10 May 1990
Show More The Medieval Woman by Edith Ennan, translated by Edmund Jephcott.
Blackwell, 327 pp., £32.50, November 1989, 9780631161660Show More
Not of woman born: Representations of Caesarean Birth in Medieval and Renaissance Culture by Renate Blumenfeld-Kosinski.
Cornell, 204 pp., $27.95, March 1990, 0 8014 2292 2Show More
Childhood in the Middle Ages by Shulamith Shahar.
Routledge, 342 pp., £35, May 1990, 0 415 02624 5Show More
Lovesickness in the Middle Ages: The Viaticum and its Commentaries by Mary Wack.
Pennsylvania, 354 pp., $39.95, February 1990, 9780812281422Show More
Barbarolexis: Medieval Writing and Sexuality by Alexandre Leupin, translated by Kate Cooper.
Harvard, 261 pp., £27.95, July 1990, 0 674 06170 5Show More
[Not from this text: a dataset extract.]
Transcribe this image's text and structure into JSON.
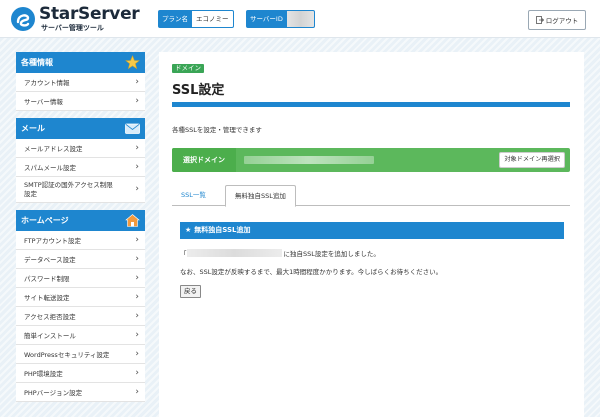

“... Powerful books have been written, and will continue to be written, on feminism and Medieval studies, but Edith Ennen’s The Medieval Woman is not among them. It is full of information, especially on matters towards the end of her period of study, and much of the information cannot help being amusing or thought-provoking, on an anecdotal level: how uniquely contemptuous it was to make the prostitutes of Cologne give sixpence a week each to the town executioner, the man responsible for flogging or hanging them if they defaulted! How strange it is that the famous ius primae noctis, great horror of the Middle Ages to such as Mark Twain, should have been recorded only among the aggressively democratic Swiss cantons round Zürich (perhaps proving that nobody ever meant it seriously ...”